At least 21 people, including two Americans, were killed Friday evening in a commando-style attack by Taliban insurgents on a popular Lebanese restaurant in the Afghan capital, local officials said Saturday.

The attack, one of the deadliest in Kabul in years, began when a suicide bomber blew himself up outside the restaurant gate just after 7 p.m. Friday, according to the Interior Ministry. Gunmen then entered and started shooting in the busy dining room.

After a sporadic exchange of gunfire that lasted nearly two hours, security forces said they had shot dead the two attackers inside.

“The U.S. Embassy has confirmed that at least two private U.S. citizens were among the victims of last night’s terrorist attack in Kabul,” officials said in a tweet on Saturday.

State Department spokes­woman Jen Psaki said the dead did not include any members of the U.S. Embassy staff in Kabul.

Hashmat Stanekzai, a spokesman for Kabul’s police command, said, “We have established that 21 people, 13 foreigners and eight Afghans were killed in the attack.” He said five of the victims were women, four of them expatriates.

Britain’s Foreign Office confirmed late Friday that a British national was among the dead, the Associated Press reported. Canadian Foreign Affairs Minister John Baird said two Canadians died in the attack, according to Reuters.
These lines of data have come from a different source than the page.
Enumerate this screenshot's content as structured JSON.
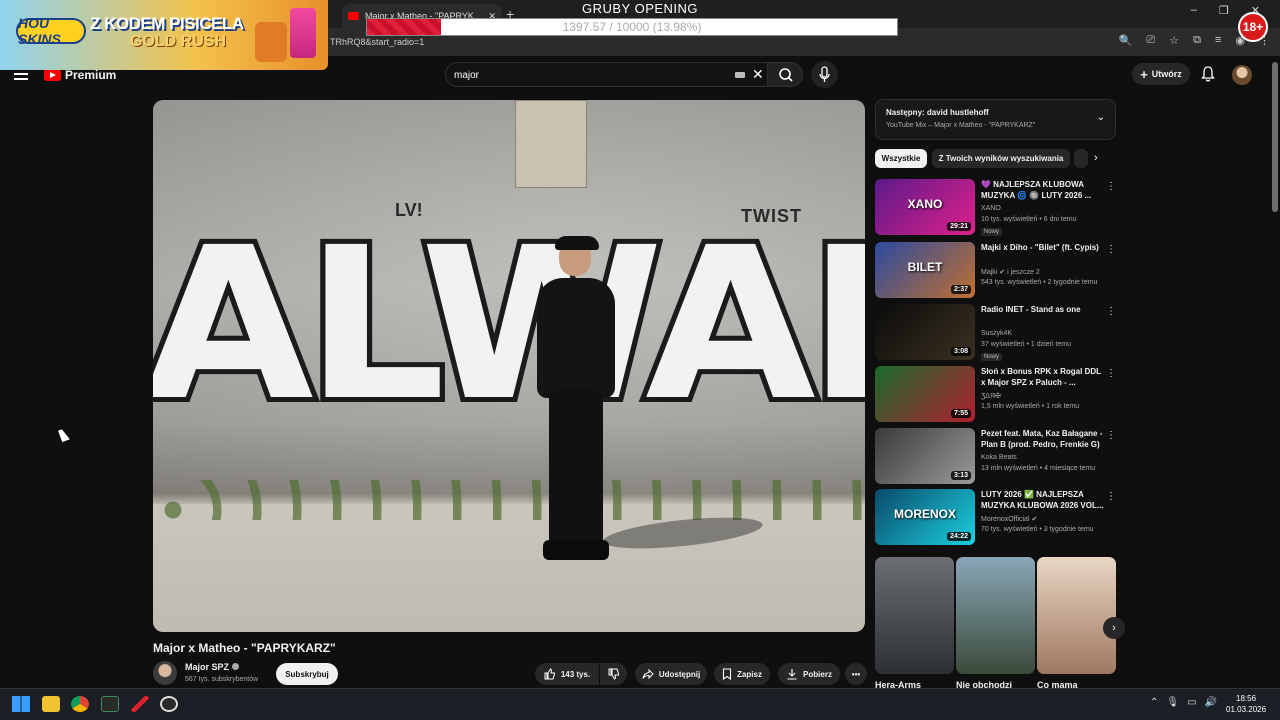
{
  "browser": {
    "tab_title": "Major x Matheo - \"PAPRYK...",
    "new_tab": "+",
    "url": "TRhRQ8&start_radio=1",
    "window_controls": [
      "–",
      "❐",
      "✕"
    ]
  },
  "overlays": {
    "promo_logo": "HOU SKINS",
    "promo_code": "Z KODEM PISICELA",
    "promo_sub": "GOLD RUSH",
    "goal_title": "GRUBY OPENING",
    "goal_text": "1397.57 / 10000 (13.98%)",
    "goal_progress": 0.1398,
    "age_badge": "18+"
  },
  "header": {
    "brand": "Premium",
    "search_value": "major",
    "create_label": "Utwórz"
  },
  "video": {
    "title": "Major x Matheo - \"PAPRYKARZ\"",
    "graffiti_text": "ALWAN",
    "tag_left": "LV!",
    "tag_right": "TWIST",
    "channel_name": "Major SPZ",
    "channel_subs": "567 tys. subskrybentów",
    "subscribe_label": "Subskrybuj",
    "likes": "143 tys.",
    "share_label": "Udostępnij",
    "save_label": "Zapisz",
    "download_label": "Pobierz"
  },
  "sidebar": {
    "next_label": "Następny: david hustlehoff",
    "next_sub": "YouTube Mix – Major x Matheo - \"PAPRYKARZ\"",
    "chips": [
      "Wszystkie",
      "Z Twoich wyników wyszukiwania"
    ],
    "videos": [
      {
        "title": "💜 NAJLEPSZA KLUBOWA MUZYKA 🌀 🔘 LUTY 2026 ...",
        "channel": "XANO",
        "meta": "10 tys. wyświetleń • 6 dni temu",
        "badge": "Nowy",
        "duration": "29:21",
        "thumb_text": "XANO",
        "colors": [
          "#5b1a8a",
          "#e0208a"
        ]
      },
      {
        "title": "Majki x Diho - \"Bilet\" (ft. Cypis)",
        "channel": "Majki ✔ i jeszcze 2",
        "meta": "543 tys. wyświetleń • 2 tygodnie temu",
        "badge": "",
        "duration": "2:37",
        "thumb_text": "BILET",
        "colors": [
          "#2b4aa0",
          "#c07030"
        ]
      },
      {
        "title": "Radio INET - Stand as one",
        "channel": "Suszyk4K",
        "meta": "37 wyświetleń • 1 dzień temu",
        "badge": "Nowy",
        "duration": "3:08",
        "thumb_text": "",
        "colors": [
          "#0c0c0c",
          "#3a3020"
        ]
      },
      {
        "title": "Słoń x Bonus RPK x Rogal DDL x Major SPZ x Paluch - ...",
        "channel": "ƷΔЯ✠",
        "meta": "1,5 mln wyświetleń • 1 rok temu",
        "badge": "",
        "duration": "7:55",
        "thumb_text": "",
        "colors": [
          "#1a6a2a",
          "#b02030"
        ]
      },
      {
        "title": "Pezet feat. Mata, Kaz Bałagane - Plan B (prod. Pedro, Frenkie G)",
        "channel": "Koka Beats",
        "meta": "13 mln wyświetleń • 4 miesiące temu",
        "badge": "",
        "duration": "3:13",
        "thumb_text": "",
        "colors": [
          "#3a3a3a",
          "#9a9a9a"
        ]
      },
      {
        "title": "LUTY 2026 ✅ NAJLEPSZA MUZYKA KLUBOWA 2026 VOL...",
        "channel": "MorenoxOfficial ✔",
        "meta": "70 tys. wyświetleń • 3 tygodnie temu",
        "badge": "",
        "duration": "24:22",
        "thumb_text": "MORENOX",
        "colors": [
          "#0a4a6a",
          "#1ad0e0"
        ]
      }
    ],
    "shorts": [
      {
        "title": "Hera-Arms",
        "colors": [
          "#6b6f74",
          "#2c2f33"
        ]
      },
      {
        "title": "Nie obchodzi",
        "colors": [
          "#8aa7b8",
          "#3a4a3a"
        ]
      },
      {
        "title": "Co mama",
        "colors": [
          "#e8d6c4",
          "#a07860"
        ]
      }
    ],
    "shorts_next": "›"
  },
  "taskbar": {
    "time": "18:56",
    "date": "01.03.2026",
    "tray": [
      "⌃",
      "🎙",
      "▭",
      "🔊"
    ]
  }
}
A spokesman for the Taliban, Zabiullah Mujahid, asserted responsibility for the attack. In a statement, the Taliban said the commando-style assault was to avenge the killings of a group of civilians who died in a U.S. air raid earlier this week northwest of Kabul.

Among those killed was the owner of the restaurant, Kamal Hamade, Interior Ministry officials said. Four Afghan employees of the United Nations lost their lives as did the International Monetary Funds’s country director, Wabel Abdallah, who, like Hamade, was Lebanese, news reports said.
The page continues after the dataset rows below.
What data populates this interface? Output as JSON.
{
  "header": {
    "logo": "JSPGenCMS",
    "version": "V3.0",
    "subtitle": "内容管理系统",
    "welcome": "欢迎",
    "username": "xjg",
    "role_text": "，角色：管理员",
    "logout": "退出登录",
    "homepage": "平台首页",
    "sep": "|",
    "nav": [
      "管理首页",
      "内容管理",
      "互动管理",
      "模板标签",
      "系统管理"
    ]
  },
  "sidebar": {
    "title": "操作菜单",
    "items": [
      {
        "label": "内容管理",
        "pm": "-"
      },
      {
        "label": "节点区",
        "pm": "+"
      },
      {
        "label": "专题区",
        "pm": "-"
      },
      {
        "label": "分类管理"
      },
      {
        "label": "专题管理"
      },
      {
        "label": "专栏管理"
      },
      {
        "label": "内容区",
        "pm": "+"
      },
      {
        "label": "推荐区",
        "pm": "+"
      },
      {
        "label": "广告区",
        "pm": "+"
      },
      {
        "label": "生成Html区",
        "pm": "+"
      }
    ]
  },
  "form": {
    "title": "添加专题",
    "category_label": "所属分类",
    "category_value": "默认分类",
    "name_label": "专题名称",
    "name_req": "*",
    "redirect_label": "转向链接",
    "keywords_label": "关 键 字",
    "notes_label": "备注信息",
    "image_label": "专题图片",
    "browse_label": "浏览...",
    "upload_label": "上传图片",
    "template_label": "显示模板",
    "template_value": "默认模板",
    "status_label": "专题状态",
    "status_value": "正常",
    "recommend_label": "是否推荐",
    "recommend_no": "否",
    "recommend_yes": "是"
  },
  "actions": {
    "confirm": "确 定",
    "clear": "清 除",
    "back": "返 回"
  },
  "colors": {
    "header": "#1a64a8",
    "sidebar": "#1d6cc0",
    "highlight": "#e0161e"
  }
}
It was not clear how many people on the premises survived.

A relative of one of the restaurant employees who managed to escape said said he was told that soon after the the attack began, Hamade led some of his Afghan employees to safety.

The target of the attack was La Taverna du Liban, a Lebanese restaurant in the heart of Kabul’s most exclusive and heavily guarded residential district.

For years, the bistro was a rare haven of relaxation for foreign diplomats, aid workers and Afghan officials in a gray city full of blast barriers and beggars. Hookahs bubbled in an alcove equipped with low couches, and Arabic pop music played in the background. Wine and beer were served discreetly, in china teapots, along with savory Lebanese appetizers of kebab, falafel, tabbouleh and stuffed grape leaves.

In the past year, as international missions began to downsize or leave the capital in anticipation of Western troop withdrawals, the number of ­foreigner-friendly establishments shrank, but La Taverna thrived.

On Friday evenings in particular, it was often full and lively, with laughter rising amid a mix of languages. Hamade, the owner, was known for the warmth with which he presided over his domain, fingering prayer beads as he chatted with longtime customers about Middle Eastern politics.

Both the liberal atmosphere and the VIP clientele, however, made the restaurant a natural target for the insurgents, who have attacked numerous international facilities here — from aid compounds to luxury hotels — over the years. It also was subjected to periodic official crackdowns on alcohol, and there was an armed attack by unknown assailants, in which Hamade was injured.

In 2011, the restaurant added armed guards and triple-door steel barricades at its entrance to protect customers and win continued approval from foreign embassies and missions for their employees to eat there.

Those precautions were no match for the suicide team that attacked Friday night.

Constable reported from Washington.